St. Casimir Lithuanian Saturday School of Los Angeles was founded in 1949 by Msgr. Jonas Kučingis. The first classes were held in the parish garage. In 1953 six grades were established. After the present church was built, the school met in the upper hall and in the previous rectory. After the completion of the parish school structure, classes wer transferred there, where they continue to the present day. The first teachers were the Franciscan nuns, Ona Razutiene, and musician Antanas Skridulis. Sometime later the Sisters of St. Casimir came to teach. The principals of the school were the following: Sister Alfonsa, J. Kojelis, V. Tamulaitis, K.Barauskas, I. Medziukas, Rev. R. Kasponis, V. Paziūra, D. Polikaitiene, J. Pupius and from 1987 to the present, M.Sandanavičiūtė-Newsom. Violeta Gedgaudiene and Algis Žemaitaitis assisted in the administration of the school for several years.
The initial number of 25 students has grown to 170 today. Throughout the years, over 200 teachers worked at the school and over 1200 students attended. Families come from distant locations: Palm Desert, Orange County, Palmdale, Santa Clarita, and, at one time, Santa Barbara and San Diego. Classes range from Kiškiai, the pre-school group, to 12th grade. An adult language class also meets every week. Teachers attend local educational conferences as well as the annual Teachers’ Week in Camp Dainava, Michigan.

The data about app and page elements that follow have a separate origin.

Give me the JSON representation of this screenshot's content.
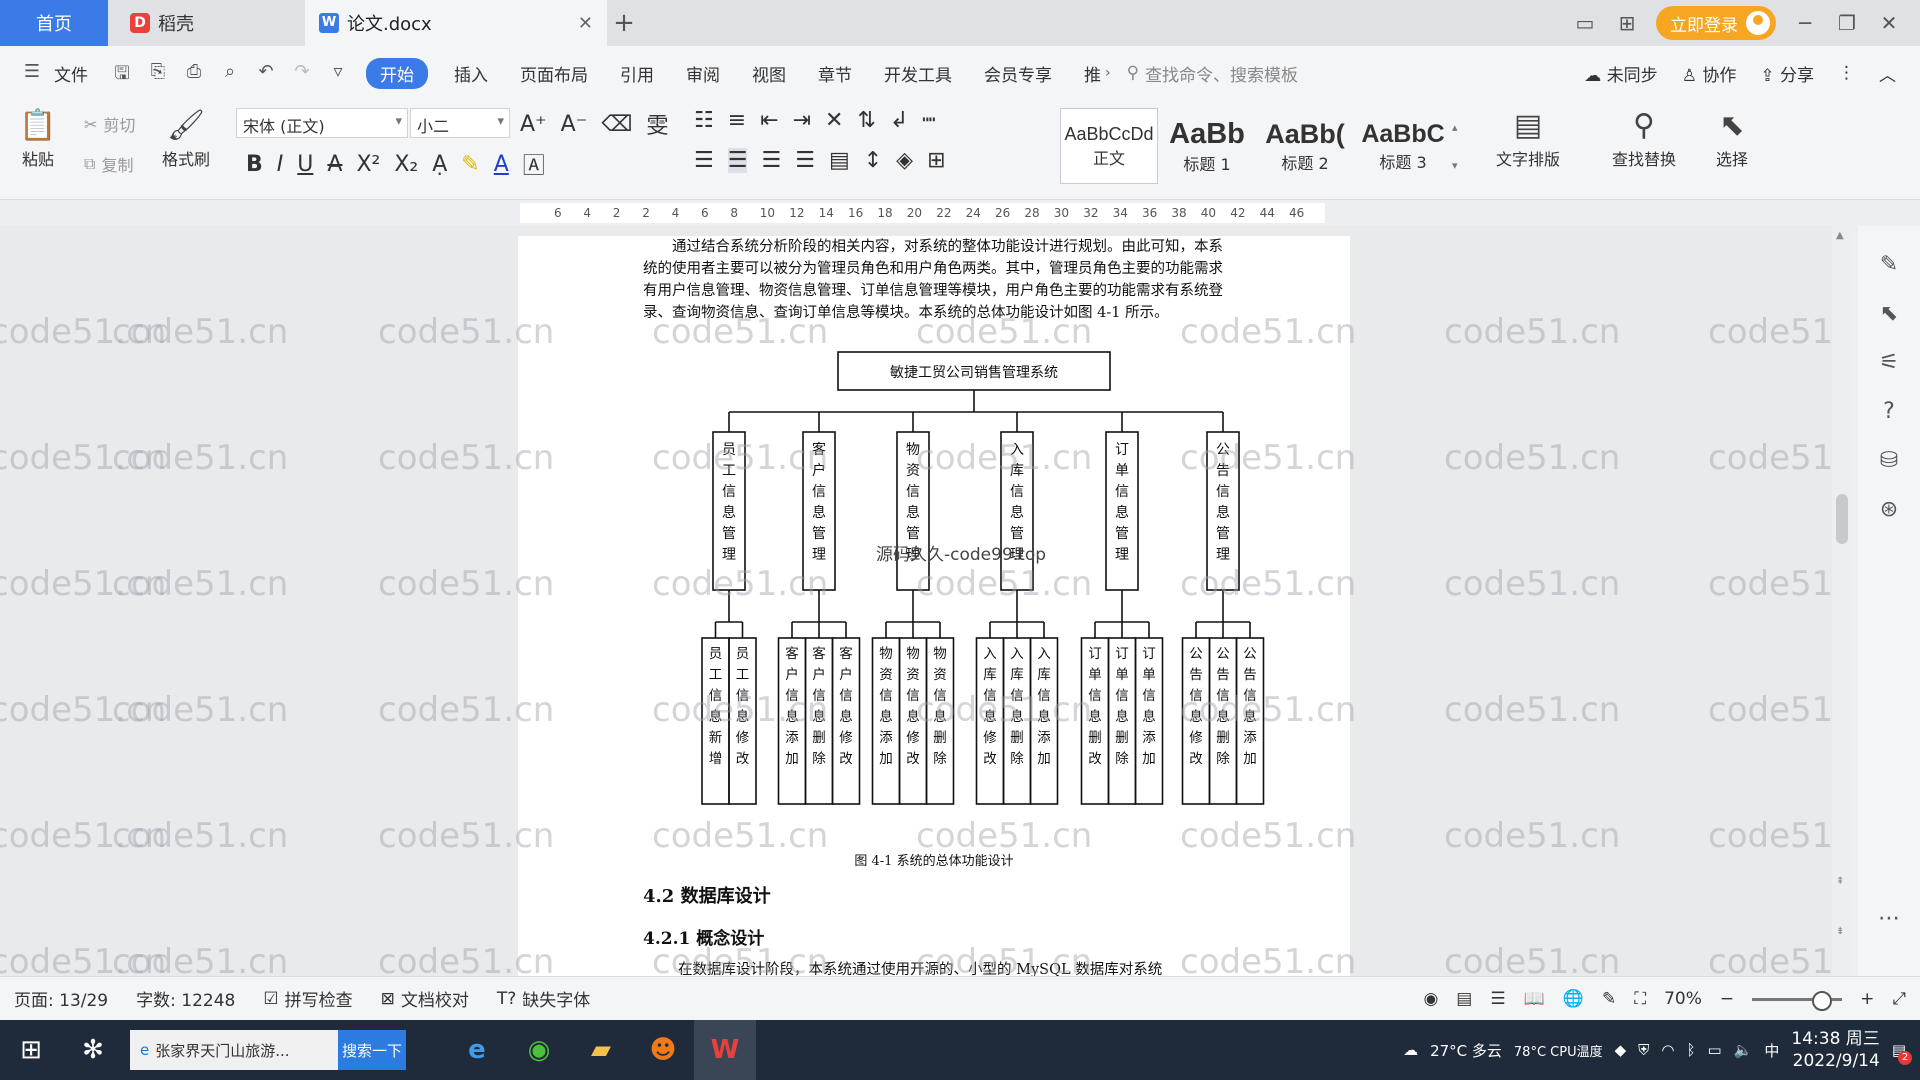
{
  "tabs": {
    "home": "首页",
    "daoke": "稻壳",
    "document": "论文.docx",
    "new_tab": "+"
  },
  "titlebar": {
    "login": "立即登录"
  },
  "menu": {
    "file": "文件",
    "items": [
      "开始",
      "插入",
      "页面布局",
      "引用",
      "审阅",
      "视图",
      "章节",
      "开发工具",
      "会员专享",
      "推"
    ],
    "search_cmd": "查找命令、搜索模板",
    "unsynced": "未同步",
    "collab": "协作",
    "share": "分享"
  },
  "ribbon": {
    "paste": "粘贴",
    "cut": "剪切",
    "copy": "复制",
    "format_painter": "格式刷",
    "font": "宋体 (正文)",
    "size": "小二",
    "styles": [
      {
        "sample": "AaBbCcDd",
        "label": "正文"
      },
      {
        "sample": "AaBb",
        "label": "标题 1"
      },
      {
        "sample": "AaBb(",
        "label": "标题 2"
      },
      {
        "sample": "AaBbC",
        "label": "标题 3"
      }
    ],
    "text_layout": "文字排版",
    "find_replace": "查找替换",
    "select": "选择"
  },
  "ruler": {
    "ticks": [
      "6",
      "4",
      "2",
      "2",
      "4",
      "6",
      "8",
      "10",
      "12",
      "14",
      "16",
      "18",
      "20",
      "22",
      "24",
      "26",
      "28",
      "30",
      "32",
      "34",
      "36",
      "38",
      "40",
      "42",
      "44",
      "46"
    ]
  },
  "document": {
    "intro": "通过结合系统分析阶段的相关内容，对系统的整体功能设计进行规划。由此可知，本系统的使用者主要可以被分为管理员角色和用户角色两类。其中，管理员角色主要的功能需求有用户信息管理、物资信息管理、订单信息管理等模块，用户角色主要的功能需求有系统登录、查询物资信息、查询订单信息等模块。本系统的总体功能设计如图 4-1 所示。",
    "diagram": {
      "root": "敏捷工贸公司销售管理系统",
      "modules": [
        {
          "name": "员工信息管理",
          "children": [
            "员工信息新增",
            "员工信息修改"
          ]
        },
        {
          "name": "客户信息管理",
          "children": [
            "客户信息添加",
            "客户信息删除",
            "客户信息修改"
          ]
        },
        {
          "name": "物资信息管理",
          "children": [
            "物资信息添加",
            "物资信息修改",
            "物资信息删除"
          ]
        },
        {
          "name": "入库信息管理",
          "children": [
            "入库信息修改",
            "入库信息删除",
            "入库信息添加"
          ]
        },
        {
          "name": "订单信息管理",
          "children": [
            "订单信息删改",
            "订单信息删除",
            "订单信息添加"
          ]
        },
        {
          "name": "公告信息管理",
          "children": [
            "公告信息修改",
            "公告信息删除",
            "公告信息添加"
          ]
        }
      ]
    },
    "caption": "图 4-1 系统的总体功能设计",
    "h42": "4.2 数据库设计",
    "h421": "4.2.1 概念设计",
    "para_start": "在数据库设计阶段，本系统通过使用开源的、小型的 MySQL 数据库对系统",
    "overlay": "源码久久-code99.top",
    "watermark": "code51.cn"
  },
  "status": {
    "page": "页面: 13/29",
    "words": "字数: 12248",
    "spell": "拼写检查",
    "proof": "文档校对",
    "missing_font": "缺失字体",
    "zoom": "70%"
  },
  "taskbar": {
    "search_text": "张家界天门山旅游...",
    "search_btn": "搜索一下",
    "weather": "27°C 多云",
    "cpu": "78°C CPU温度",
    "ime": "中",
    "time": "14:38 周三",
    "date": "2022/9/14",
    "badge": "2"
  }
}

Parents provide financial support as does the Lithuanian Foundation, the Lithuanian Educational Council, various organizations and generous individuals. The parent committee of the school oversees its financial and operating needs. Dignitaries, poets, journalists, and political figures from Lithuania and around the country are frequent guests who are always impressed with the sincerity and enthusiasm of the school community. The school follows an academic curriculum provided by the Lithuanian Educational Council, supplementing it with spiritual guidance, various commemorations, traditional feasts, contests, outreach activities, and preparations for song and dance festivals. Much is accomplished in 32 weeks. The celebration of its 65th anniversary this year proves that St. Casimir Lithuanian School has been, and continues to be, significant and successful in keeping the Lithuanian language and culture alive in the Los Angeles area.